“Following widespread concerns of the rising of heinous crime of sexual violence or rape. Cabinet considered a proposal on the above matter and resolved to come up with more deterrent measures to stamp out the crime. Accordingly, the government resolved as follows, that a sentence of 60 years of imprisonment be imposed for cases of rape of minors between 12 years of age and the disabled; and that a sentence of 40 years of imprisonment be imposed for the rest of the cases of rape or sodomy,” said Dr. Mushohwe.
“These drastic measures have become necessary as a means to protect our society against perpetrators of this inhuman crime,” he added.
In Zimbabwe, violence against women and girls has been widely discussed, but sadly the statistics of rape cases are shocking, particularly the rape of minors below the age of 12 years. According to records by Msasa Project; a group that provides counselling and temporary shelter to women survivors of domestic violence; on average 300 cases of violence against women is recorded monthly.
Complimenting similar sentiments from Zimbabwean Police who last year, revealed that about 325 girls are raped every month, the majority between the ages of 11 and 15, which translates to 11 rape cases daily.
Further to these, data obtained from the National Aids Council (Nac) Gender and Workplace department in 2015, shows the most vulnerable age group to be girls aged between 11 and 16 years who constituted about 68 percent of the total number of girls abused throughout 2014.
Gender activists contend that the figures could even be higher, as a number of cases go unreported.
NAC gender and workplace coordinator Vimbai Mdege has previously expressed sadness at the increase of cases of young girls being sexually abused.
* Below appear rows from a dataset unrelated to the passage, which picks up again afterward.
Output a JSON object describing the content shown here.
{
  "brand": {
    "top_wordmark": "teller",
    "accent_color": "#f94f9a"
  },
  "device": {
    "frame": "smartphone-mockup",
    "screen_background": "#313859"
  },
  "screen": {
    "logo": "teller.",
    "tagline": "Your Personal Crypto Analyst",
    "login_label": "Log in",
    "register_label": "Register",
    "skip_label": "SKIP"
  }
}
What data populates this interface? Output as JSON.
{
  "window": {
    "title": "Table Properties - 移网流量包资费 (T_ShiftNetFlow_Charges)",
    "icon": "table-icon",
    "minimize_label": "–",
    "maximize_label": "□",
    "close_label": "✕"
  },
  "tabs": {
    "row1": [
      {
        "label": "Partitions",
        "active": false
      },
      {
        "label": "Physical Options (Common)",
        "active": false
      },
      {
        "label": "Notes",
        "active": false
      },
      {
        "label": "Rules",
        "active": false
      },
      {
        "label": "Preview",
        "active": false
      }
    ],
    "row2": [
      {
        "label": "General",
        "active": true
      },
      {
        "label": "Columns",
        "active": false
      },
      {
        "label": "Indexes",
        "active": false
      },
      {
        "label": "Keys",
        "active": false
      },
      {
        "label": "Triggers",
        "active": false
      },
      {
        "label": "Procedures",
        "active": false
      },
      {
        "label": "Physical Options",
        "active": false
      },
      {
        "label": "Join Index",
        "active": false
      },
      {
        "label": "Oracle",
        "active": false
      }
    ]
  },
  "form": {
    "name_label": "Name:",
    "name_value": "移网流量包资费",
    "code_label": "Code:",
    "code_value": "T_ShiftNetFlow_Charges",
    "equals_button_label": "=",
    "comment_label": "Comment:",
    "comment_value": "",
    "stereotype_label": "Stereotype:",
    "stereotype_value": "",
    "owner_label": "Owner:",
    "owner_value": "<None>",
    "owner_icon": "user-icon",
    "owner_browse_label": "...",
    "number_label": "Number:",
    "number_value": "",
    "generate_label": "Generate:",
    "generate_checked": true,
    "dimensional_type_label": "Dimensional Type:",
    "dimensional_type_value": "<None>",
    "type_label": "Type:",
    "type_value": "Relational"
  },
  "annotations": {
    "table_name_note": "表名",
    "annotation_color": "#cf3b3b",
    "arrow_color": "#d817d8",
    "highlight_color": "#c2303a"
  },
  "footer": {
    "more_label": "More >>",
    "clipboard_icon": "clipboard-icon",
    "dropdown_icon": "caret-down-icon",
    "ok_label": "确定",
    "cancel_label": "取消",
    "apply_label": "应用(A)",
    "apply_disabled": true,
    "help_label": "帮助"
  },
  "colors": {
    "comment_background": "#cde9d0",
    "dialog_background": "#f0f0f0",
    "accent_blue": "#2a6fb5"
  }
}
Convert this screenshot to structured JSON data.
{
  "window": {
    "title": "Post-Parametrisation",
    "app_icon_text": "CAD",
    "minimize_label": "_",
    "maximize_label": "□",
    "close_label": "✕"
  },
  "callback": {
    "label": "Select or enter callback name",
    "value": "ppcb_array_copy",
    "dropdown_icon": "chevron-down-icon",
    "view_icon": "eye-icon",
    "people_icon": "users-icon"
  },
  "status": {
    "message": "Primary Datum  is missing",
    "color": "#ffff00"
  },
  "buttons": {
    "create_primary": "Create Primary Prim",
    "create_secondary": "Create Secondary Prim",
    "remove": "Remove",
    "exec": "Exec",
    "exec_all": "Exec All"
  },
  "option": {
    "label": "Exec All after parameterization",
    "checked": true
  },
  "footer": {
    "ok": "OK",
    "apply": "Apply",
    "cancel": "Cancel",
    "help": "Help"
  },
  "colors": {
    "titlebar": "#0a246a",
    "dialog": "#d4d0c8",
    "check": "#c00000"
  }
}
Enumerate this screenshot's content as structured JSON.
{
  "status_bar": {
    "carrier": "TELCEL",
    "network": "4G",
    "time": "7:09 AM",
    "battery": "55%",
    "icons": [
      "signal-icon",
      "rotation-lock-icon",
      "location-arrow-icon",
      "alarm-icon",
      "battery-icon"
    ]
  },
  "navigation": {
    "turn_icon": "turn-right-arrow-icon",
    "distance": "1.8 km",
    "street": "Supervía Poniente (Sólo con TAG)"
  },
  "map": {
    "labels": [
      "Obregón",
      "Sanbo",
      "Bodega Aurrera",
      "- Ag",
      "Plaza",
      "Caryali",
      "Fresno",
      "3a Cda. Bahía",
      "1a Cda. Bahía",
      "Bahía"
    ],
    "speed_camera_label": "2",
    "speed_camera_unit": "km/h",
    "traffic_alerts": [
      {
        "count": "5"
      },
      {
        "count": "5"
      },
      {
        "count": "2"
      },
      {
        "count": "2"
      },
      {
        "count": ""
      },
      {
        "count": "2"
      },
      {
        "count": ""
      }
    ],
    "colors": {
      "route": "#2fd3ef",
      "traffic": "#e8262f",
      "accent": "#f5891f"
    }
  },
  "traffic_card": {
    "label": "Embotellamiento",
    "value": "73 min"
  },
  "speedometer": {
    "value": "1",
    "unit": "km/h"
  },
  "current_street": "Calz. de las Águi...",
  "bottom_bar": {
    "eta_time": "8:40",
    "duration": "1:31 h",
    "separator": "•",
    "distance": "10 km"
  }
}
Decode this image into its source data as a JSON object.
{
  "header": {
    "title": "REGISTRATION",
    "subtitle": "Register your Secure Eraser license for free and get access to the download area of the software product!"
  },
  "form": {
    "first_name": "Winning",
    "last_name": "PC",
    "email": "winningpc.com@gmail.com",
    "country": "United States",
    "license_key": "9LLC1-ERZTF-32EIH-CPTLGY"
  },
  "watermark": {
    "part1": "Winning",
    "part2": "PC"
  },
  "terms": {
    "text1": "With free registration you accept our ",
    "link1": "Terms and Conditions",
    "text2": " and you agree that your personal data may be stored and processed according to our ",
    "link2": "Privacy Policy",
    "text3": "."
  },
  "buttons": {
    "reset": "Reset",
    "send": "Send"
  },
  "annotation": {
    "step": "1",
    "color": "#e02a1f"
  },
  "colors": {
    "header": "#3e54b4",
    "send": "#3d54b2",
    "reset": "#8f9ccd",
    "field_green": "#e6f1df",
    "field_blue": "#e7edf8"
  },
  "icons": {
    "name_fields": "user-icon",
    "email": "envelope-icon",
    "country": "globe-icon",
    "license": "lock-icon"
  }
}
Attributing the high cases of abuse of young girls to a number of factors, Mdege also described men who sexually abuse young girls as mad. “There are many factors to girl child abuse which include poverty, early marriages, abuse for ritual purposes, breakdown of social values, misconceptions with some men believing they can avoid HIV by engaging in sex with young girls. But at times I just believe its pure madness on the part of men and the laws are too weak in protecting the girl child,” she said.
Life coach and counsellor Justice Marwisa said there is a cultural dimension to the discussion claiming that there was need to revise cultural norms that encouraged abuse of women and girls. “It is true that culture is dynamic. However, the fact is that people sometimes retain certain aspects of their culture that they use knowingly or otherwise to abuse others. There are other cases where people are unknowingly influenced by engraved traditional practices in which women are, for example, considered subservient to men,” he said as he urged men to desist from using culture as defence for evil and rape. The fact that males are custodians of the law adds more to the abuse on women and girls in modern Zimbabwe.
Speaking of custodians of the law, the duty to determine the length and gravity of sentencing lies with the court. Magistrates arrive at different judgments after considering factors such as mitigation and aggravation. This proposed minimum sentencing however makes it that regardless of their summations on the various rape cases brought before them the penalty will ultimately still be high.